Every year around February-early March comes Carnival. A festive Christian tradition which takes place the days leading to Lent. Carnival is celebrated around the world with parades and public celebrations. Rio de Janeiro is one of the most famous parties around the world but Carnival is celebrated in most Christian and Orthodox countries with each its own traditions. Here in Bolivia, Carnival comes with its own set of customs and is well worth the visit.
The best place to enjoy Bolivia’s carnival season is in Oruro. Located in western Bolivia, 230 km south of La Paz, this small mining town is fairly quiet the rest of the year but turns into one of the largest and most visited places in South America. This year, Carnival of Oruro will take place between Saturday 2 March and Tuesday 5 March. The Oruro Carnival takes place over four days from Saturday to Tuesday, with the main celebrations taking place Saturday and Sunday. On Saturday is the Great Pilgrimage to the Socavón and the Entry of the Corso is on Sunday.
The main dance performed, originally from Oruro, is the Diablada – the dance of the devil – which is performed alongside other traditional Bolivian dances including morenadas, caporales and tinkus. The parade runs from morning until late at night, until Shrove Tuesday. Over 50 parade groups dance, sing, and play music over a four kilometer-long course. The Carnival parade passes through the Plaza 10 de Febrero square. At the different sectors there are stands where you can get a seat after paying a fee.

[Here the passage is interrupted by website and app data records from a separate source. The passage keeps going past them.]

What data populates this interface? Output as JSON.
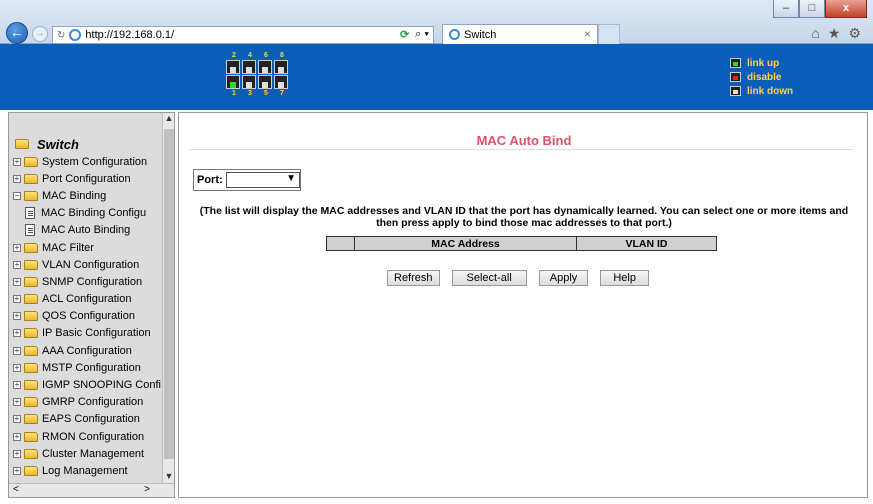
{
  "browser": {
    "address_url": "http://192.168.0.1/",
    "tab_title": "Switch",
    "tab_close": "×",
    "window_buttons": [
      "–",
      "□",
      "x"
    ]
  },
  "banner": {
    "port_numbers_top": [
      "2",
      "4",
      "6",
      "8"
    ],
    "port_numbers_bottom": [
      "1",
      "3",
      "5",
      "7"
    ],
    "legend": {
      "link_up": "link up",
      "disable": "disable",
      "link_down": "link down"
    }
  },
  "sidebar": {
    "root": "Switch",
    "items": [
      "System Configuration",
      "Port Configuration",
      "MAC Binding",
      "MAC Binding Configu",
      "MAC Auto Binding",
      "MAC Filter",
      "VLAN Configuration",
      "SNMP Configuration",
      "ACL Configuration",
      "QOS Configuration",
      "IP Basic Configuration",
      "AAA Configuration",
      "MSTP Configuration",
      "IGMP SNOOPING Confi",
      "GMRP Configuration",
      "EAPS Configuration",
      "RMON Configuration",
      "Cluster Management",
      "Log Management"
    ]
  },
  "main": {
    "title": "MAC Auto Bind",
    "port_label": "Port:",
    "port_value": "",
    "description": "(The list will display the MAC addresses and VLAN ID that the port has dynamically learned. You can select one or more items and then press apply to bind those mac addresses to that port.)",
    "table_headers": [
      "",
      "MAC Address",
      "VLAN ID"
    ],
    "buttons": {
      "refresh": "Refresh",
      "select_all": "Select-all",
      "apply": "Apply",
      "help": "Help"
    }
  }
}
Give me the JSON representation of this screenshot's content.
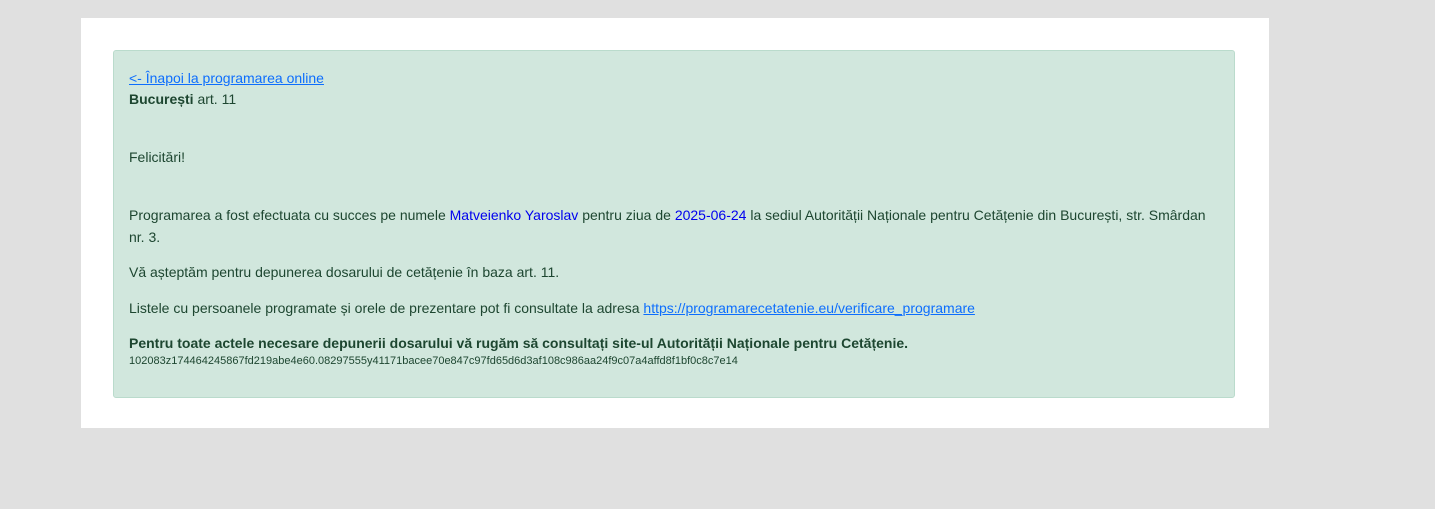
{
  "back_link": "<- Înapoi la programarea online",
  "city": {
    "name": "București",
    "article": "art. 11"
  },
  "greeting": "Felicitări!",
  "confirmation": {
    "prefix": "Programarea a fost efectuata cu succes pe numele",
    "name": "Matveienko Yaroslav",
    "middle": "pentru ziua de",
    "date": "2025-06-24",
    "suffix": "la sediul Autorității Naționale pentru Cetățenie din București, str. Smârdan nr. 3."
  },
  "waiting_text": "Vă așteptăm pentru depunerea dosarului de cetățenie în baza art. 11.",
  "lists": {
    "text": "Listele cu persoanele programate și orele de prezentare pot fi consultate la adresa",
    "url": "https://programarecetatenie.eu/verificare_programare"
  },
  "notice": "Pentru toate actele necesare depunerii dosarului vă rugăm să consultați site-ul Autorității Naționale pentru Cetățenie.",
  "hash": "102083z174464245867fd219abe4e60.08297555y41171bacee70e847c97fd65d6d3af108c986aa24f9c07a4affd8f1bf0c8c7e14",
  "colors": {
    "alert_bg": "#d1e7dd",
    "text": "#1d4630",
    "link": "#0d6efd",
    "highlight": "#0000ee"
  }
}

The 2019 Carnival procession in Oruro will start on Bolívar Street, maintaining the route of the previous years: Calle Pagador, Aroma until 6 de Agosto, Calle Bolívar, and then will continue to La Plata, Adolfo Mier and Presidente Montes, Bolívar to La Petot, Adolfo Mier, Avenida Civica “Sanjinés Vincentti”, Junín and finally culminating at the Socavón Sanctuary. The procession finishes inside the Socavon cathedral in the center of town.
Oruro’s carnival was declared in 2001 “Masterpieces of Oral Heritage and Intangible Heritage of Humanity” by UNESCO and attracts more than 400,000 people each year, involving 30,000 dancers and 10,000 musicians. The city of Oruro receives almost twice the number of inhabitants come for Carnival. For this reason, it is highly recommended to reserve the accommodation with months, if not a year, in advance. During these days the hotel occupancy reaches 100%. It is also possible to sleep in rooms rented by local families. The prices of any accommodation during the carnival is a lot higher than during the rest of the year and you may have to share accommodation.
In the rest of the country, celebrations are held involving traditional dances and water wars. Prepare yourself for being randomly targeted (or not so randomly if you are a foreigner) and being attacked with water balloons and water guns. This tradition started over a century ago when people started filling eggs with water and throwing them at other people in weirdly violent displays of fun. The warmer the weather, the more popular are these games, and nowadays, cities like Sucre and Cochabamba turn into full-on water wars. La Paz and Oruro are not excluded from the fun despite the colder weather. In Santa Cruz de la Sierra, on the east side of the country, tropical weather allows a Brazilian-type Carnival, with Comparsas dancing traditional songs in matching uniforms.
How to get there
Carnival can be experienced all around Bolivia, and wherever you are, you will have the opportunity to watch dancing parades and to be attacked by strangers with water balloons, but if you are looking to experience the frenzy and overindulgence of Oruro’s carnival, there are many ways to get there.
Most cities will have direct buses to Oruro. La Paz to Oruro is a 3.5 hour long journey. You can also take the train from Uyuni. The train leaves on Tuesday, Thursday, Friday and Sunday.
There is another option for this year’s celebration. Ferroviaria Andina announced that the ‘Tren Carnavalero) (Carnaval Train) will be made available this year and includes throughout the day (in the train and in Oruro):
- Pick up from different locations throughout the city of La Paz and El Alto
- Seats in Executive Class, with reclining seats, blankets and pillow
- Open bar with beer, fernet, rhum, singani, vodka
- Individual and covered seats to watch the parade in Oruro on Av. 6 de Agosto y Bolívar
- Two of the wagons will be turned into a Discotheque
- Security/Guides/First Aid/Cloakroom/Teas and coffee
- 30 additional bathrooms
- An exclusive fireworks show and the possibility of dancing with the ‘Diablada ferroviaria’
The train leaves from Viacha but the journey includes the transfer from La Paz and El Alto. Departure is on Friday 1st March at 11pm to arrive at 6am in Oruro. The train then leaves Oruro on the Sunday at 12am.
For more information and to book bus and train tickets, visit Tickets Bolivia.